It just needs to “blend in with the building and the neighborhood,” she said, and “the commission shall take action on each application within 65 days of receipt.”
Without the certificate of appropriateness, no building permit for construction or alteration and no demolition permit can be issued. All buildings and structures within a historic district — regardless of age or condition — are subject to review of any exterior work by their local historic commission.
Jessica Skipper, of 752 Ridgefield Road, said she’s in favor of the idea of a historic district because she thinks it’s “important to preserve historical structures and the flavor of the original area,” but she also recognizes that “some may feel it is a hardship to have to comply with more regulations.”
A Bald Hill resident of more than 15 years who asked to remain anonymous said the “historic homes and their preservation” are what attracted her to the area.
Before Wilton, she lived in historic areas in other states.
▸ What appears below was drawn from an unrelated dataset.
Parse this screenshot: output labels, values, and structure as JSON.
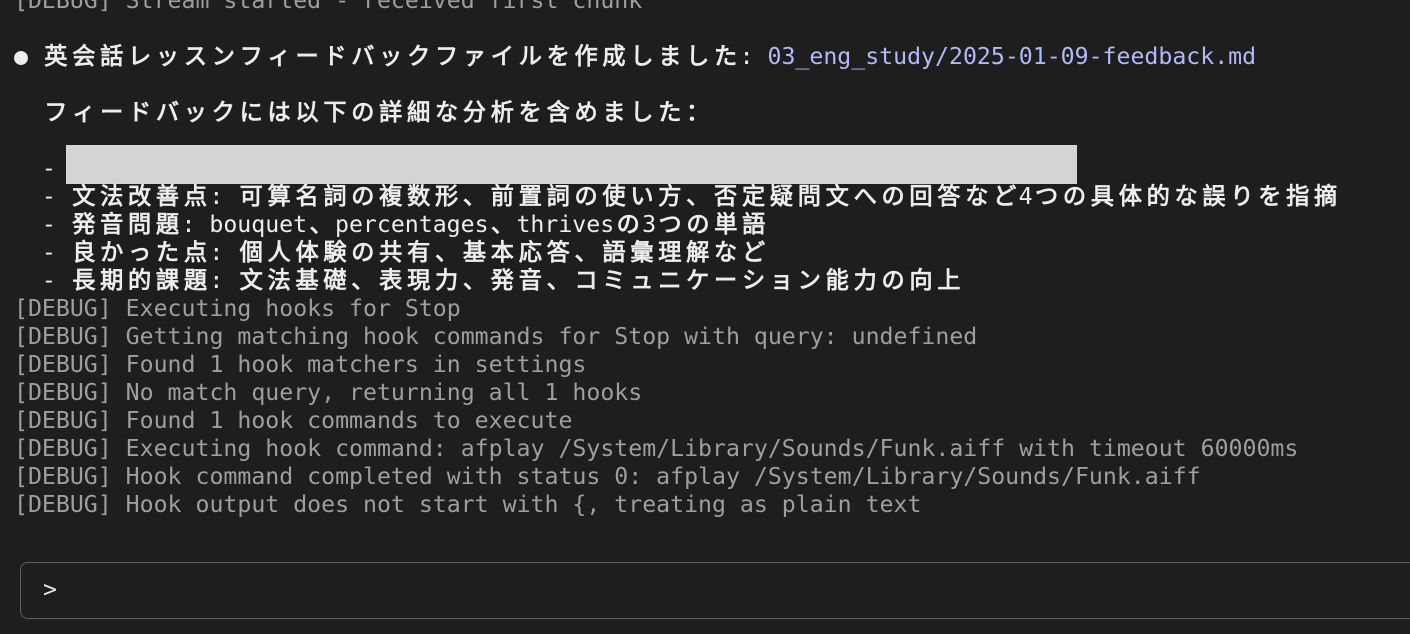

When selling her home in the Corn Hill section of Rochester, N.Y., the historic district aspect was “used by real estate brokers as a selling point to prospective buyers,” she said, “and there was no negative impact to the sale price.”
However, she is “still undecided about Bald Hill becoming an historic district.”
“It would be beneficial to have a real estate broker experienced in this matter give a presentation at the next meeting and respond to questions from meeting attendees.”
Establishing historic district designation can take a year or two, and the process begins with the appointment of a study committee by the Board of Selectmen. The committee would be in touch with property owners and evaluate the historical and architectural significance of properties being considered.
The committee must then submit a report and recommendations to Planning and Zoning and the Connecticut Commission on Culture and Tourism, which then have 65 days to return comments.
The study committee would then send written notices to property owners and post two legal notices before holding a public hearing. Within 65 days of the public hearing, the committee must submit a final report and recommendations.
The town clerk then has 65 days to authorize and issue ballots to all property owners in the proposed district, who then vote to either support or oppose designation. The establishment of a historic district requires a two-thirds in-favor vote.
Bondy said he and neighbors who oppose the idea “want to demonstrate a high level of opposition” and plan to attend upcoming historic commission meetings.
“We’ll have people at the meetings on a rotating basis. We will go to every single one of these meetings,” he said.
The Historic District and Historic Property Commission’s next meeting is scheduled for Tuesday, March 7, at 7:30 p.m. in Room A of the town hall annex.